Why We Need a Bus Shelter at Every Stop
Activists in Buffalo and Cincinnati — fed up with the sorry bus stops in their cities — have started installing benches on their own.
While it’s inspiring to see city residents take this matter into their own hands, it raises the question: Why are governments leaving it to charity groups to provide basic infrastructure for bus riders? A wealthy nation such as the United States certainly has the money to add safe, comfortable bus stop environments.
We certainly find it for roads: Atlanta is spending almost $1 billion on a single interchange. Seattle’s new highway tunnel cost $3.3 billion. Texas is spending $5.2 billion on a 180-mile third outerbelt for Houston.
Yet elderly bus riders must wait in the rain in the mud?
What would it cost to put a bus shelter at every bus stop in America? Not very much, according to our — very rough — estimates. We could install a basic bus shelter, with a roof and a place to sit, at every bus stop in the U.S. for an estimated $2.85 to $5.2 billion, according to our own analysis.
Here’s how we came up with that estimate. The data folk at Transit App say there are about 519,000 bus stops total in the 100 cities they service — which is a good baseline number.
A bus shelter can cost about $5,500 for a basic model, according to a recent example from Cleveland. Detroit officials spend about $6,000 to buy and install a bus shelter with a bench and a roof. In Louisville, transit officials say it costs about $10,000. Columbus, Ohio has spent up to $12,000, according to the Central Ohio Transit Authority.
So on the low end, adding 519,000 bus shelters would cost $2.85 billion. At the high end, say a $10,000 bus shelter, the cost rises to $5.2 billion.That assumes no ad revenue from the shelters to offset the cost.
The $2.85- to $5.2-billion cost would obviously be spread out over many years, so in terms of national transportation spending, it’s peanuts. But to people like Brenda in the video below by the Cincinnati transit advocacy group, Better Bus Coalition, a safe and comfortable place to wait for the bus is basic government service, like water.
In the clip, Brenda, a 66-year-old that suffers from rheumatoid arthritis in her knees, says it’s very painful for her to stand at bus stops that have no bench.
Better Bus Coalition has been making benches and installing them around Cincinnati at the cost of about $30 a piece.
Here’s another video from New Orleans, showing how a bunch of seniors were forced to wait in the rain every day, until they successfully lobbied their transit agency for a bare-bones shelter.

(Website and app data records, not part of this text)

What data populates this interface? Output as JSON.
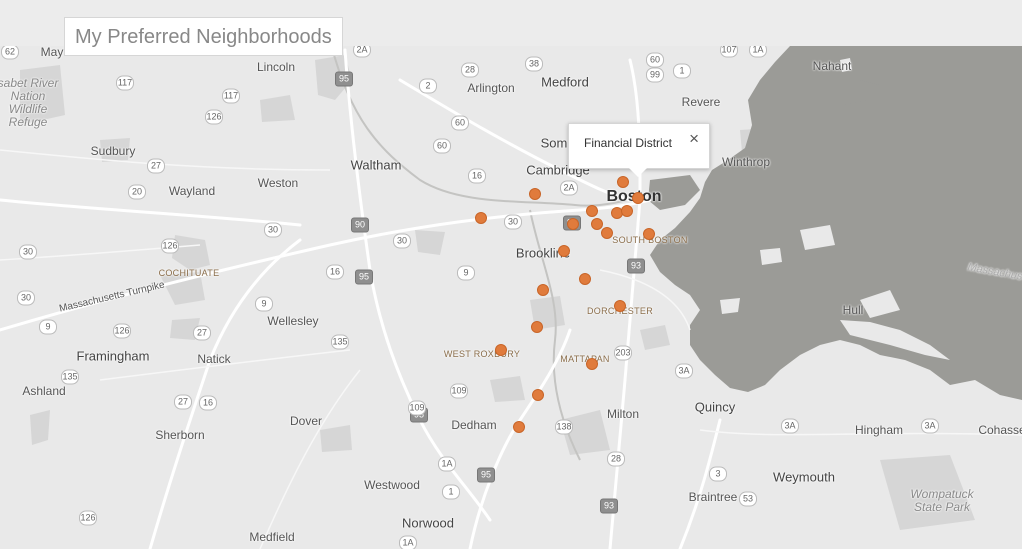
{
  "title": "My Preferred Neighborhoods",
  "popup": {
    "label": "Financial District",
    "close": "×"
  },
  "colors": {
    "marker": "#e07b3c",
    "water": "#9b9b97",
    "land": "#e9e9e9",
    "park": "#d7d7d7",
    "road": "#ffffff"
  },
  "labels": {
    "medford": "Medford",
    "arlington": "Arlington",
    "lincoln": "Lincoln",
    "nahant": "Nahant",
    "revere": "Revere",
    "winthrop": "Winthrop",
    "somerville": "Som",
    "cambridge": "Cambridge",
    "boston": "Boston",
    "south_boston": "SOUTH BOSTON",
    "brookline": "Brookline",
    "waltham": "Waltham",
    "weston": "Weston",
    "wayland": "Wayland",
    "sudbury": "Sudbury",
    "cochituate": "COCHITUATE",
    "wellesley": "Wellesley",
    "framingham": "Framingham",
    "natick": "Natick",
    "ashland": "Ashland",
    "dorchester": "DORCHESTER",
    "west_roxbury": "WEST ROXBURY",
    "mattapan": "MATTAPAN",
    "hull": "Hull",
    "quincy": "Quincy",
    "milton": "Milton",
    "dedham": "Dedham",
    "dover": "Dover",
    "sherborn": "Sherborn",
    "hingham": "Hingham",
    "cohasset": "Cohasse",
    "weymouth": "Weymouth",
    "braintree": "Braintree",
    "westwood": "Westwood",
    "norwood": "Norwood",
    "medfield": "Medfield",
    "may": "May",
    "refuge": "sabet River\nNation\nWildlife\nRefuge",
    "mass_pike": "Massachusetts Turnpike",
    "wompatuck": "Wompatuck\nState Park",
    "mass_bay": "Massachus"
  },
  "shields": [
    {
      "t": "62",
      "iw": false
    },
    {
      "t": "2A",
      "iw": false
    },
    {
      "t": "95",
      "iw": true
    },
    {
      "t": "2",
      "iw": false
    },
    {
      "t": "38",
      "iw": false
    },
    {
      "t": "28",
      "iw": false
    },
    {
      "t": "60",
      "iw": false
    },
    {
      "t": "99",
      "iw": false
    },
    {
      "t": "1",
      "iw": false
    },
    {
      "t": "107",
      "iw": false
    },
    {
      "t": "1A",
      "iw": false
    },
    {
      "t": "117",
      "iw": false
    },
    {
      "t": "117",
      "iw": false
    },
    {
      "t": "126",
      "iw": false
    },
    {
      "t": "60",
      "iw": false
    },
    {
      "t": "60",
      "iw": false
    },
    {
      "t": "27",
      "iw": false
    },
    {
      "t": "16",
      "iw": false
    },
    {
      "t": "20",
      "iw": false
    },
    {
      "t": "90",
      "iw": true
    },
    {
      "t": "30",
      "iw": false
    },
    {
      "t": "2A",
      "iw": false
    },
    {
      "t": "93",
      "iw": true
    },
    {
      "t": "126",
      "iw": false
    },
    {
      "t": "30",
      "iw": false
    },
    {
      "t": "30",
      "iw": false
    },
    {
      "t": "95",
      "iw": true
    },
    {
      "t": "16",
      "iw": false
    },
    {
      "t": "9",
      "iw": false
    },
    {
      "t": "93",
      "iw": true
    },
    {
      "t": "30",
      "iw": false
    },
    {
      "t": "9",
      "iw": false
    },
    {
      "t": "9",
      "iw": false
    },
    {
      "t": "126",
      "iw": false
    },
    {
      "t": "27",
      "iw": false
    },
    {
      "t": "135",
      "iw": false
    },
    {
      "t": "203",
      "iw": false
    },
    {
      "t": "3A",
      "iw": false
    },
    {
      "t": "135",
      "iw": false
    },
    {
      "t": "109",
      "iw": false
    },
    {
      "t": "27",
      "iw": false
    },
    {
      "t": "16",
      "iw": false
    },
    {
      "t": "95",
      "iw": true
    },
    {
      "t": "109",
      "iw": false
    },
    {
      "t": "138",
      "iw": false
    },
    {
      "t": "3A",
      "iw": false
    },
    {
      "t": "3A",
      "iw": false
    },
    {
      "t": "28",
      "iw": false
    },
    {
      "t": "1A",
      "iw": false
    },
    {
      "t": "95",
      "iw": true
    },
    {
      "t": "3",
      "iw": false
    },
    {
      "t": "1",
      "iw": false
    },
    {
      "t": "53",
      "iw": false
    },
    {
      "t": "93",
      "iw": true
    },
    {
      "t": "126",
      "iw": false
    },
    {
      "t": "1A",
      "iw": false
    },
    {
      "t": "30",
      "iw": false
    }
  ]
}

What does it say about our country that these are the facilities we’re offering bus riders like Ms. Sonja and Brenda, when every single one of them could have a safe, comfortable place to wait for far less than the cost of a single highway project in Texas? The problem of bad bus stops is not about money. It’s about the status and class of users and our perverse and outdated federal transportation spending formulas.